Donald E. Showalter: First EMU Grad to Earn Law Degree

By Steve Shenk | July 20th, 2015

Donald E. Showalter

Donald E. Showalter ’62, the first alumnus to earn a law degree, has been EMU’s attorney for decades. (Photo by Mike Miriello)

The ink was hardly dry on the law diploma of Donald E. Showalter ’62 when the local court appointed him to defend a young woman accused of murder. In the end, after the jury deliberated for only 20 minutes, the woman was acquitted.

“I was instantly Perry Mason,” says Showalter, referring to a lawyer on a popular TV show. But he wrestled with the moral dilemma of seeing his client go free even after she admitted guilt at the subsequent trial of another suspect in the murder. This is called “double jeopardy,” and a person cannot be re-tried. Showalter vowed to never again take a murder case.

A few years later a more high-minded and groundbreaking case came his way – Wisconsin vs. Yoder – that went all the way to the U.S. Supreme Court. The state of Wisconsin was trying to force its Amish citizens to comply with the mandatory school law, and the Amish wanted to continue their practice of quitting school after eighth grade.

At the request of John A. Lapp ’54, his college history professor and later Mennonite Central Committee executive director, Showalter filed an “amicus curie” brief that defended the Amish on the basis of the religious freedom clause of the First Amendment. In 1972, the Supreme Court ruled in favor of the Amish, with Chief Justice Warren Burger using words from Showalter’s brief in his majority opinion.

Now 74, Showalter is the oldest and longest-serving active attorney in Harrisonburg, working 50 years for one of the Shenandoah Valley’s largest and oldest law firms, Wharton, Aldhizer & Weaver. For most of those years he has been the official lawyer for the town of Broadway, where he was born and raised and still lives. For most of those years he has also been EMU’s attorney and served the Mennonite Church in tax and insurance regulatory issues. He is a founding trustee of Mennonite Praxis Mutual Funds.

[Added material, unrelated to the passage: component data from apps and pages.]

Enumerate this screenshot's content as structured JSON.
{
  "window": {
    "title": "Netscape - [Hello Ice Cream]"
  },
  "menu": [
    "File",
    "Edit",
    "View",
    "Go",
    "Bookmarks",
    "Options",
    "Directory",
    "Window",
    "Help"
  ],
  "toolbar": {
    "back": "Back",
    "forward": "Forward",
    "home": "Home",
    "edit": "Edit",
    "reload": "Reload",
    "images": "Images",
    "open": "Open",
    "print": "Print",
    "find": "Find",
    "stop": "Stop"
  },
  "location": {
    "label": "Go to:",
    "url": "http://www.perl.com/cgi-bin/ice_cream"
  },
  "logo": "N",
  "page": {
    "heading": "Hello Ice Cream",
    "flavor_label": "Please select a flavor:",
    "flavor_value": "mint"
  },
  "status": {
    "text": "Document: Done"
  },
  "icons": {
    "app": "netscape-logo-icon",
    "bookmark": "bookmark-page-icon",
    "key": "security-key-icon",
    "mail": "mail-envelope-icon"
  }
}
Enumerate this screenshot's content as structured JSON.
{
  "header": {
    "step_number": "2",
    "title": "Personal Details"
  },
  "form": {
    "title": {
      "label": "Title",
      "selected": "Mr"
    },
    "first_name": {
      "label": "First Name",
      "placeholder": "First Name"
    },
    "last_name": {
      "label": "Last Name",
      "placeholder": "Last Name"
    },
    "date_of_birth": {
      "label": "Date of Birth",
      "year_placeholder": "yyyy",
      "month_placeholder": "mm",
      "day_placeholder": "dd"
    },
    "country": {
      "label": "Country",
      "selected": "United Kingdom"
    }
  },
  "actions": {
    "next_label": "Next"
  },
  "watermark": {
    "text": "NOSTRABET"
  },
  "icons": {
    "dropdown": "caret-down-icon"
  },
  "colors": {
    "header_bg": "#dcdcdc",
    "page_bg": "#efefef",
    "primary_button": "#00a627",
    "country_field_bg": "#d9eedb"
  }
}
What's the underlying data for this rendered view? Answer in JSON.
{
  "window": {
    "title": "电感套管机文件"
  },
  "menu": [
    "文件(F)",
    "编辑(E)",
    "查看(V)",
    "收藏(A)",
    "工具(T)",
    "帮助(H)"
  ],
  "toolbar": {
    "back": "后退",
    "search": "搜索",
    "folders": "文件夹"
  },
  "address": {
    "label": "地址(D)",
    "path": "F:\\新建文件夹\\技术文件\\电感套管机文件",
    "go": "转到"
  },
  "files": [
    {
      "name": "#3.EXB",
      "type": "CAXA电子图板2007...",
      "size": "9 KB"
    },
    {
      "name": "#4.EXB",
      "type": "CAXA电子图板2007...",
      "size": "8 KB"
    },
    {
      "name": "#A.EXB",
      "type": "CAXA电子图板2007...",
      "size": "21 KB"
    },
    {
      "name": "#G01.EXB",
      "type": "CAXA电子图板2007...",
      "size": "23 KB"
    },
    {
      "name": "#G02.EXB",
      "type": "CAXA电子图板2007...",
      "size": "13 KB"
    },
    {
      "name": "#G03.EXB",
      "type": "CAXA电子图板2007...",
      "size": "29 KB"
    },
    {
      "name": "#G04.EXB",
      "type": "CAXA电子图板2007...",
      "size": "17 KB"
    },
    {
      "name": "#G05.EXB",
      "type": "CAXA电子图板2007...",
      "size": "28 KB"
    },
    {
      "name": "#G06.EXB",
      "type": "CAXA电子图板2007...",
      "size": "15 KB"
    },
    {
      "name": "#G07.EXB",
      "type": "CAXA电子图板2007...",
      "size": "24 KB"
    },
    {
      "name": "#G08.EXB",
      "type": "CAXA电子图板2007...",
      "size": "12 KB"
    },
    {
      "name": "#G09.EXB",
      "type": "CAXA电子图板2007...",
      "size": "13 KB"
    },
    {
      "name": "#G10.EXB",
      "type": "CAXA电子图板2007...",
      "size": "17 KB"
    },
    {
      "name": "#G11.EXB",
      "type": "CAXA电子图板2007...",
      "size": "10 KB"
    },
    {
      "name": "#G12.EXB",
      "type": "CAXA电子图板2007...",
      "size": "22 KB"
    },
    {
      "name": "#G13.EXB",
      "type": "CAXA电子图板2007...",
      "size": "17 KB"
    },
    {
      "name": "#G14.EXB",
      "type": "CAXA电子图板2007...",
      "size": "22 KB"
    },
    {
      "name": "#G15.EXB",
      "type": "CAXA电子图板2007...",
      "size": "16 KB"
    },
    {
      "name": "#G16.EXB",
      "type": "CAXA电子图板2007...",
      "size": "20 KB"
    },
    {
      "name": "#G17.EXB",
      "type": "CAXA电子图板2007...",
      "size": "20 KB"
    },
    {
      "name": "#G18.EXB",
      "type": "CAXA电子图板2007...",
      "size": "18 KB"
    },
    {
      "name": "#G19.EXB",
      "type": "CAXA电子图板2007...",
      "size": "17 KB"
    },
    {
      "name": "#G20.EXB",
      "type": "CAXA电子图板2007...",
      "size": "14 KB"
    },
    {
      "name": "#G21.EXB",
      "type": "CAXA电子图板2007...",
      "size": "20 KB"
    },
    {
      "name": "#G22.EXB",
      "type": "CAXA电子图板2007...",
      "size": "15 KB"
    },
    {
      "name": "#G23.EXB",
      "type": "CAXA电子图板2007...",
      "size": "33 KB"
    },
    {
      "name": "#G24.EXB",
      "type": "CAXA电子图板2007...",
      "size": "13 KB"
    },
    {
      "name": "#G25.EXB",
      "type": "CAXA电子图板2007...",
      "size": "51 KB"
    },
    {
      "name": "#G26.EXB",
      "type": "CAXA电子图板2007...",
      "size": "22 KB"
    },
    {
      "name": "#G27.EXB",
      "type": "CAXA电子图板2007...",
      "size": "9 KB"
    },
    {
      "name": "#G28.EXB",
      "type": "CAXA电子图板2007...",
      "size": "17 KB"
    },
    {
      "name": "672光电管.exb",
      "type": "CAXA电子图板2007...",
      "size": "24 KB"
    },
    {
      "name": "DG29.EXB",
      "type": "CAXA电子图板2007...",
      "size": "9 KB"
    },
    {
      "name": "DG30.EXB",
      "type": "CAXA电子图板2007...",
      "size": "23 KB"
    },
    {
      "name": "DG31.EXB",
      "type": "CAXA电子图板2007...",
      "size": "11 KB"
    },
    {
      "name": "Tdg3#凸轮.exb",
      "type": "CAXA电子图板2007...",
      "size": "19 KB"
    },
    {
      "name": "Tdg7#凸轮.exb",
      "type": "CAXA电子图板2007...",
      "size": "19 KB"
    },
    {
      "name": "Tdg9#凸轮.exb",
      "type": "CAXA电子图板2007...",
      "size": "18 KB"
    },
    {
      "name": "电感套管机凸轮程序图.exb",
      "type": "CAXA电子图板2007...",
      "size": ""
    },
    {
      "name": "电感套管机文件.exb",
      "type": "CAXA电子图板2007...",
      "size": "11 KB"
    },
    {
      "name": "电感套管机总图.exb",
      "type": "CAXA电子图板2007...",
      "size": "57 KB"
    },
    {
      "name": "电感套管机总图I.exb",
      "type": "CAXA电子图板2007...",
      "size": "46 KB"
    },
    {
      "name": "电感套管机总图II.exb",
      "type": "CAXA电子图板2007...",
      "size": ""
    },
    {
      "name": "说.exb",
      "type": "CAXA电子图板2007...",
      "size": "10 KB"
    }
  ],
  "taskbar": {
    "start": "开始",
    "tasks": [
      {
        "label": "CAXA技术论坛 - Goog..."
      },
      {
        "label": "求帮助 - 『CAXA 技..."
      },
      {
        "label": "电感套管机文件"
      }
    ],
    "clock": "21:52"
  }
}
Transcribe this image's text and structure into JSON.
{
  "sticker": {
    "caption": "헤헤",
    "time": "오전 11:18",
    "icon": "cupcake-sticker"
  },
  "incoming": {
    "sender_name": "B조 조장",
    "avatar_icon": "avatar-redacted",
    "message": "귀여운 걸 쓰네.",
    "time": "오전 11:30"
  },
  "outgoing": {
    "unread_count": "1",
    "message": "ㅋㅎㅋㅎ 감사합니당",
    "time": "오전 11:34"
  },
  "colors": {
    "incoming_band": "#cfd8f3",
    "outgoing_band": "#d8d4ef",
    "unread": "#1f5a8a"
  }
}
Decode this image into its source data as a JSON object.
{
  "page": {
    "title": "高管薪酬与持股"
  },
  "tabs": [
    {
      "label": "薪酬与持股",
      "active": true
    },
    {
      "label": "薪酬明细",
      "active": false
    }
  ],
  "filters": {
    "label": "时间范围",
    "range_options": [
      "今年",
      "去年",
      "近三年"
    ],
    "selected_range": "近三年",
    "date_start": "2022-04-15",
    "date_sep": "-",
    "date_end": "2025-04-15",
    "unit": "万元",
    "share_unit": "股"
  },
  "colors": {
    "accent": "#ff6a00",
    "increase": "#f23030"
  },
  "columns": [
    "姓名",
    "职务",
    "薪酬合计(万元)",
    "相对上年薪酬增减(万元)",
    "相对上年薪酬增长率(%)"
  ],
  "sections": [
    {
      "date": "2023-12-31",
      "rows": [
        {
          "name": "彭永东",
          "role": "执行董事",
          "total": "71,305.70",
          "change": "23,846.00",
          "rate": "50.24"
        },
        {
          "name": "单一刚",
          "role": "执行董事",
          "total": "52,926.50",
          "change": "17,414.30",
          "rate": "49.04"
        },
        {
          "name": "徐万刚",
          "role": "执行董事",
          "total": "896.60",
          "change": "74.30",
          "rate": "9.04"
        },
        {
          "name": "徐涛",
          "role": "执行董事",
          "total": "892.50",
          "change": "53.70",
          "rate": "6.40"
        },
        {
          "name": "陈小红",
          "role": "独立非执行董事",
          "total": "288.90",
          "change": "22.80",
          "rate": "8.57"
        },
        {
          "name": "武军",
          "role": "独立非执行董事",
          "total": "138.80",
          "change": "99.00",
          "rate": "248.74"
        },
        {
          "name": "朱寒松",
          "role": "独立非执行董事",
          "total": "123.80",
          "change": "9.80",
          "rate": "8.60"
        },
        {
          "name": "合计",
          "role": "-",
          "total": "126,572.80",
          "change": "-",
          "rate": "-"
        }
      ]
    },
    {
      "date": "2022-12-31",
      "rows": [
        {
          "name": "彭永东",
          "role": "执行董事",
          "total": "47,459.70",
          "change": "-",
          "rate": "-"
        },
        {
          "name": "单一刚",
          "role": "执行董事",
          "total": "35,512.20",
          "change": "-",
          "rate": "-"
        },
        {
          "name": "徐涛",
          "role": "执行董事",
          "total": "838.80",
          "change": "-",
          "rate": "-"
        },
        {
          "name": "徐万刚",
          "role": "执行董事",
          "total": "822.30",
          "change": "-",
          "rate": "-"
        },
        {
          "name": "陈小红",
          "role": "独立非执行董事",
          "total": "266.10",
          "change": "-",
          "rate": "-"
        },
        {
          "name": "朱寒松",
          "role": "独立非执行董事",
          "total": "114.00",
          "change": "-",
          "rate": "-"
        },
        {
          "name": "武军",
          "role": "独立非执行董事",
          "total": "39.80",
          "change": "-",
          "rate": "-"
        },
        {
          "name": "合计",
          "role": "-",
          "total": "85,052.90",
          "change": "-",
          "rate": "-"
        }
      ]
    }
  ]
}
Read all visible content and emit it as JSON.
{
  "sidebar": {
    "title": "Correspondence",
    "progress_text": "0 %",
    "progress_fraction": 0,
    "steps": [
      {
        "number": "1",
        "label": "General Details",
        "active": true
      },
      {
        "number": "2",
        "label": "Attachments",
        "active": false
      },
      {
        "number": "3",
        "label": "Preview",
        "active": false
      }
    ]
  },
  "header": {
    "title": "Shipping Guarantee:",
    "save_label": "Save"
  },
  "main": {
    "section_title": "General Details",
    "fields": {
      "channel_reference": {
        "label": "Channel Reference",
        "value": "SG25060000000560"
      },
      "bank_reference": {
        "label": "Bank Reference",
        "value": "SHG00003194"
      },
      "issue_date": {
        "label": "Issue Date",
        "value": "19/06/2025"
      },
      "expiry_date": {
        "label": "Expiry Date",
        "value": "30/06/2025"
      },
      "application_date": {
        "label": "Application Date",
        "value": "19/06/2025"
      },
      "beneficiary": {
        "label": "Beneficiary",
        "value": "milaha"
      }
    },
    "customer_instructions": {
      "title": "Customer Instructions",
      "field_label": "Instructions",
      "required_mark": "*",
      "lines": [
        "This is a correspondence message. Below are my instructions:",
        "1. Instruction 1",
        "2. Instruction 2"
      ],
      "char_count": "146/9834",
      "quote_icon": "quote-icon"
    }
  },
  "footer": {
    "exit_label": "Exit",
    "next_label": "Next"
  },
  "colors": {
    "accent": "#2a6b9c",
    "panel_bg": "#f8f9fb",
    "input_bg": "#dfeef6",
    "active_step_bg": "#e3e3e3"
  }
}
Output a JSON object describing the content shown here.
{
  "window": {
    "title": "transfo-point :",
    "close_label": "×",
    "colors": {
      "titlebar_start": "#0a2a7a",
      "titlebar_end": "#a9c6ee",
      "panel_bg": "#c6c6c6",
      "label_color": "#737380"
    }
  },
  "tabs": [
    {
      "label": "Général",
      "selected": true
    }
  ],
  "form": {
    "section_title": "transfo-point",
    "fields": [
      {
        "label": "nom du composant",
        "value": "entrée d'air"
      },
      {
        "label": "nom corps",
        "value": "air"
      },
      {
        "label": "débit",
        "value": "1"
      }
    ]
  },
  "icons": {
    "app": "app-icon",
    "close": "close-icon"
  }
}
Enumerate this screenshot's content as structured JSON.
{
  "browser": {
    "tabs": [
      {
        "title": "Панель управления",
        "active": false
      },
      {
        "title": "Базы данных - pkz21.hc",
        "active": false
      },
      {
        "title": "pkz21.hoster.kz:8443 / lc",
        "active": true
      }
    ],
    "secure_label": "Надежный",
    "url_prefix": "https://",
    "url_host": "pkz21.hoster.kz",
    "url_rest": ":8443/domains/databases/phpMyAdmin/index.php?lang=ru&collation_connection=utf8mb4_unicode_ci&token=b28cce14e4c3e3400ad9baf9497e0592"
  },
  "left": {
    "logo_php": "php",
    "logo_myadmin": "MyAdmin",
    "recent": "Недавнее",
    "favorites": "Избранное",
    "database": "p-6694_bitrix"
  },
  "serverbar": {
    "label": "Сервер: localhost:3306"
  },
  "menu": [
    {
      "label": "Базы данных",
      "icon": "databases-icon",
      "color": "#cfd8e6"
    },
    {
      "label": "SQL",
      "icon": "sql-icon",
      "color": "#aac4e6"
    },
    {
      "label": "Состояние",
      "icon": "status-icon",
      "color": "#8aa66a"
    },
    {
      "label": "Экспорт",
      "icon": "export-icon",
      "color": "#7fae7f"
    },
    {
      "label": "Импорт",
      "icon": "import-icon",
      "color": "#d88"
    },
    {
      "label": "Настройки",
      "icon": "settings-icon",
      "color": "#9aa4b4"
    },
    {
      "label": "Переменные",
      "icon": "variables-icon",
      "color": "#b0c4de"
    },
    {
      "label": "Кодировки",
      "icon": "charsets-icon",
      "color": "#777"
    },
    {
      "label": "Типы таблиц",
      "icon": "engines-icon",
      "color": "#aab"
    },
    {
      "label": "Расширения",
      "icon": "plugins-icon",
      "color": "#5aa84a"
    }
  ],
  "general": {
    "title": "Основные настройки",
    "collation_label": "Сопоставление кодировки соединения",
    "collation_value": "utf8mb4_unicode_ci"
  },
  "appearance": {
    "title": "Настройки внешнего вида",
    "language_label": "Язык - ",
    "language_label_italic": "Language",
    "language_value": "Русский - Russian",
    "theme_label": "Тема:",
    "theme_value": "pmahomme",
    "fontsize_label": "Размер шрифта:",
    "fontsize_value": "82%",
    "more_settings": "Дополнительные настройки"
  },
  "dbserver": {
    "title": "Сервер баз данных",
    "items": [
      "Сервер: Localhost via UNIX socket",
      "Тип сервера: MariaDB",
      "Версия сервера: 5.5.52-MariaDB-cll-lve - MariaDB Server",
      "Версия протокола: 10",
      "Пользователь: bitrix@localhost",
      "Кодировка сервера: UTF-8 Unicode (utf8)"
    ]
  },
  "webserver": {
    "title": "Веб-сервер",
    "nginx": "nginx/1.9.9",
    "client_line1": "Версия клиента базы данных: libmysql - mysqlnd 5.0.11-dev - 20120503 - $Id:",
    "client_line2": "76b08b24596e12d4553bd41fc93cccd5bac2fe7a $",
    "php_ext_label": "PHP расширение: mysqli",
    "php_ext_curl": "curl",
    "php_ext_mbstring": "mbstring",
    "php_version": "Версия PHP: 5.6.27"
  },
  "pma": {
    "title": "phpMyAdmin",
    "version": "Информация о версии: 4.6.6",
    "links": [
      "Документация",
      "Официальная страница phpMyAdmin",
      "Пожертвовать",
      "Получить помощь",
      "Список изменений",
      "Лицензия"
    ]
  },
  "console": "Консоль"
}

For 35 years Showalter taught business law at EMU, taking pleasure in seeing some of the accounting and business majors go on to law school. His daughter, Anne Showalter ’90, also became a lawyer (see page 8).

Two other distinctions for Showalter are that he was the first EMU graduate to earn a law degree and he was elected a “fellow” by the Virginia State bar, which places him among 1% of the practicing lawyers in Virginia.

George Aldhizer II, a Broadway attorney, state senator and friend of the family, was Showalter’s mentor for much of his life. He influenced him to overcome his sense of intimidation and enter the University of Virginia law school. Upon graduating in 1965, Showalter joined Aldhizer’s firm. Founded in 1845, the firm has 17 attorneys and satellite offices in Lexington and Staunton.

Showalter has been involved in almost every aspect of his full-service firm, but in the last 25 years he has narrowed his practice to corporate issues, agricultural cooperatives and administration of estates. He is one of the few agricultural attorneys in the state, specializing in co-ops in milk, tobacco, poultry, feed and fertilizer.

At EMU, Showalter majored in history and English and met his wife, math education major Marlene Collins ’62, who taught mathematics and psychology at James Madison University and the University of North Carolina before retiring. As for Don, “I’m having too much fun to retire.”